**Input for this task:**
+ + + +
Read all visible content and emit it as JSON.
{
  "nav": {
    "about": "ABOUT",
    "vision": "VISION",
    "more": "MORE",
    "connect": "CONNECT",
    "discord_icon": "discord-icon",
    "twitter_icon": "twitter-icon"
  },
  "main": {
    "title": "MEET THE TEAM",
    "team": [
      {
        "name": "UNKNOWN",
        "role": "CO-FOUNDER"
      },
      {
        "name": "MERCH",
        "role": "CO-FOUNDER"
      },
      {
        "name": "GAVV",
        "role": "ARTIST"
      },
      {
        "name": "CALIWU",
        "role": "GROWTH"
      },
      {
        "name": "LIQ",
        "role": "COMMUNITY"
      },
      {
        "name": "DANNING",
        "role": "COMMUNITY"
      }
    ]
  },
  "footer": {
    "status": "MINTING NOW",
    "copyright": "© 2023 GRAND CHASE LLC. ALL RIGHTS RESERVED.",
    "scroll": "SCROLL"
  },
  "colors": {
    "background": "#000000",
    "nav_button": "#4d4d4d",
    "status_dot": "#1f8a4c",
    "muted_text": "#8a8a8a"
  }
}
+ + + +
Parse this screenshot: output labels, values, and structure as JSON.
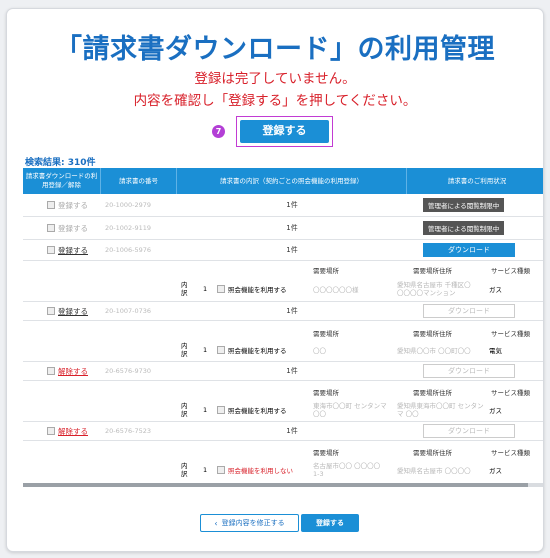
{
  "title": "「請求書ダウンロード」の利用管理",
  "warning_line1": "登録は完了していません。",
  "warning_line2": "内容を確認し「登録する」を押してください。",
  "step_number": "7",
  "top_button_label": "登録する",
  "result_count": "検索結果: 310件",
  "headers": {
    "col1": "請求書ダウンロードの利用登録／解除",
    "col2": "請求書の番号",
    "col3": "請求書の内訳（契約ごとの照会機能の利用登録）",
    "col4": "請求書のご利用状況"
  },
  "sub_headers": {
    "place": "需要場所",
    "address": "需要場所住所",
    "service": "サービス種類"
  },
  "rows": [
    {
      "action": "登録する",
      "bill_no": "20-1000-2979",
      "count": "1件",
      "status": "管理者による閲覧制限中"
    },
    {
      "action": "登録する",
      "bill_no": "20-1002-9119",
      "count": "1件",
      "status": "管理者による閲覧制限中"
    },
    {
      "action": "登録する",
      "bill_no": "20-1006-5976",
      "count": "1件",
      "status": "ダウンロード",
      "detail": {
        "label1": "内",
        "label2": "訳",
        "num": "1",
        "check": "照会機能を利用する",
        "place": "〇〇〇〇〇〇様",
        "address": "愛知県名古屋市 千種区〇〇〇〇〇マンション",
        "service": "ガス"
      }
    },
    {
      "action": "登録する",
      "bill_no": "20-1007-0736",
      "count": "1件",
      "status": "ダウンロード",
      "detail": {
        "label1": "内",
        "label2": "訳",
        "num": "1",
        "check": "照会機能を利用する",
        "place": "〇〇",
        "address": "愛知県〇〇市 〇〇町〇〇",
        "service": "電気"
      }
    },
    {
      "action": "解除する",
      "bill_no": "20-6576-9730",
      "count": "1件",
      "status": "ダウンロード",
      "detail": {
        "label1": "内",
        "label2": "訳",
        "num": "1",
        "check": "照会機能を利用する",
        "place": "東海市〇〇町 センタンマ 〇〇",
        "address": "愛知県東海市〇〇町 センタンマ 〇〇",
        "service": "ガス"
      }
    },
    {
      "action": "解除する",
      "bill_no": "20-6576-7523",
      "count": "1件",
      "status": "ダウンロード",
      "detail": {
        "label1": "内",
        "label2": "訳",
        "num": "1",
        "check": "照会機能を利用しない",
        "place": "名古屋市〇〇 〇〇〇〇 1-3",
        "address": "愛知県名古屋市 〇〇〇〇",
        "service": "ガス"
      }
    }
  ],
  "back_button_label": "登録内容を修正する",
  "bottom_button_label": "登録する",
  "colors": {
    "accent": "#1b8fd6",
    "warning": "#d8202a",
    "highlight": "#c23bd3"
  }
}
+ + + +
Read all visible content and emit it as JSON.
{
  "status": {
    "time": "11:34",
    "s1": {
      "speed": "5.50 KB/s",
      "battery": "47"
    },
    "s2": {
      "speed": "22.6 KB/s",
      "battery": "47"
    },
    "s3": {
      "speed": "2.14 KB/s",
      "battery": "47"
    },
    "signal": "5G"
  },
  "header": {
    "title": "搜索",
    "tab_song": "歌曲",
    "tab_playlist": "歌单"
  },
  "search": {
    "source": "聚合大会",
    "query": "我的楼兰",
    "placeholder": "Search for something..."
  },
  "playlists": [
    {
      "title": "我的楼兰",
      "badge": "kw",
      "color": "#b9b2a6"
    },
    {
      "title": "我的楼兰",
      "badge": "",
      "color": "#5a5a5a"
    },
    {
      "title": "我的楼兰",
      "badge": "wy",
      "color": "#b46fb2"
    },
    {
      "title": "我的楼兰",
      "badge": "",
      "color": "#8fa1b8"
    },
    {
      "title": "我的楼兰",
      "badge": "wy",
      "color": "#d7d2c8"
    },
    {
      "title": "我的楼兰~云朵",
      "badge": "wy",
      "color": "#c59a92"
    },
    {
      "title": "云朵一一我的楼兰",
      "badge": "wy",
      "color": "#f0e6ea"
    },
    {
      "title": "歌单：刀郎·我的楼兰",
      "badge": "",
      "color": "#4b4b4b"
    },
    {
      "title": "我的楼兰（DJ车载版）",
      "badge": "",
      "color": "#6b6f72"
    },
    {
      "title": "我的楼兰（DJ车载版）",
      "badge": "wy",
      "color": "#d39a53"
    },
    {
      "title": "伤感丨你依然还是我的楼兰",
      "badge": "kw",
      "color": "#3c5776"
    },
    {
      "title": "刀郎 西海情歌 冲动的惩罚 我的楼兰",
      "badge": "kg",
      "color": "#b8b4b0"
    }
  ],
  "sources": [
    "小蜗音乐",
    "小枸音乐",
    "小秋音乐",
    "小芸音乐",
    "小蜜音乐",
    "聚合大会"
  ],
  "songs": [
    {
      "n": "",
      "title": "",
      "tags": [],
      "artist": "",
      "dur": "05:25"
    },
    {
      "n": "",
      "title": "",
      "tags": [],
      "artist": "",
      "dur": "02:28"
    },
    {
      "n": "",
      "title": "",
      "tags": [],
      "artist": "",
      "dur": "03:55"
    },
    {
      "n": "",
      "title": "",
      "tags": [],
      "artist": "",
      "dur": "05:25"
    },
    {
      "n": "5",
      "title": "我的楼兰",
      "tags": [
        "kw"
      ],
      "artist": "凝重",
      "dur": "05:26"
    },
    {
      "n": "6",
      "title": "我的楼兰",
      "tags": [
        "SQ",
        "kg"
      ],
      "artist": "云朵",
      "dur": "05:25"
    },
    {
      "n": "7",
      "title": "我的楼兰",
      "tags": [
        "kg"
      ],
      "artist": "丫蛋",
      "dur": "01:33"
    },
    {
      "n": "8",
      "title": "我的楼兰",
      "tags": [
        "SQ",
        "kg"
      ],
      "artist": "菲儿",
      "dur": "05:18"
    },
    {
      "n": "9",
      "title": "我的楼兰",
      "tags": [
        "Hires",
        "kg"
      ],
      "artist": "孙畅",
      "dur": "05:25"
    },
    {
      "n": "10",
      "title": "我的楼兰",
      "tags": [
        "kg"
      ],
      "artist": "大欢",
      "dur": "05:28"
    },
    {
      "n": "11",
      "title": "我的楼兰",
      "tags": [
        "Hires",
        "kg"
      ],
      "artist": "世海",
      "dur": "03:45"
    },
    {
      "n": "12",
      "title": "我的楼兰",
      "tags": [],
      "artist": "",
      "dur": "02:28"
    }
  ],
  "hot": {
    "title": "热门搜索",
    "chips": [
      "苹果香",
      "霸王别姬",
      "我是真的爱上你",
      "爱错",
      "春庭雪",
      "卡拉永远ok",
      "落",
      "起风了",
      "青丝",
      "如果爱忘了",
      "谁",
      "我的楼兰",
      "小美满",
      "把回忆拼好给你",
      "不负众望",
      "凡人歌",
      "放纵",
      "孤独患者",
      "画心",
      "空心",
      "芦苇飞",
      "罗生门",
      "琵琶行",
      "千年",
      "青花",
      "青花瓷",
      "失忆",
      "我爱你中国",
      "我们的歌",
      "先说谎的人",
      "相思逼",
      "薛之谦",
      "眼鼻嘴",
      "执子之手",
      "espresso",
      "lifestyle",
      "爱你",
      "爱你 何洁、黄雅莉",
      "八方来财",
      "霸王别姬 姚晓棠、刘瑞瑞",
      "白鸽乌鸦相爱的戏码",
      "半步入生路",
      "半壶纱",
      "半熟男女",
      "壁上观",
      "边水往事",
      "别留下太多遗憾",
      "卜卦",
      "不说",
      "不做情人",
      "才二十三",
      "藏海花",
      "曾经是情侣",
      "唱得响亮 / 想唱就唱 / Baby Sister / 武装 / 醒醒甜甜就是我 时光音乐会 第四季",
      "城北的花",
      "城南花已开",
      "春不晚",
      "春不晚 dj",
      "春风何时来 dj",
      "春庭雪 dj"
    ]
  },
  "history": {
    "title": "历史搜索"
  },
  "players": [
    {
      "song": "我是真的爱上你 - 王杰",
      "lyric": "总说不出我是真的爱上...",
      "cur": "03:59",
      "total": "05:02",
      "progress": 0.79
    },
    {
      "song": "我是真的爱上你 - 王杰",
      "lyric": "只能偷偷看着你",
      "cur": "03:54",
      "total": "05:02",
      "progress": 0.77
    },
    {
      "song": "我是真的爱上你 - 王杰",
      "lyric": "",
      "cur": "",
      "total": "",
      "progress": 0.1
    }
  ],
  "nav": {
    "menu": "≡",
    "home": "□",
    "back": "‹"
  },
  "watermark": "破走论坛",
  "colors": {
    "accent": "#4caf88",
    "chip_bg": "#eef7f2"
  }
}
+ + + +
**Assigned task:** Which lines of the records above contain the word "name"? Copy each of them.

**Result of this task:**
        "name": "UNKNOWN",
        "name": "MERCH",
        "name": "GAVV",
        "name": "CALIWU",
        "name": "LIQ",
        "name": "DANNING",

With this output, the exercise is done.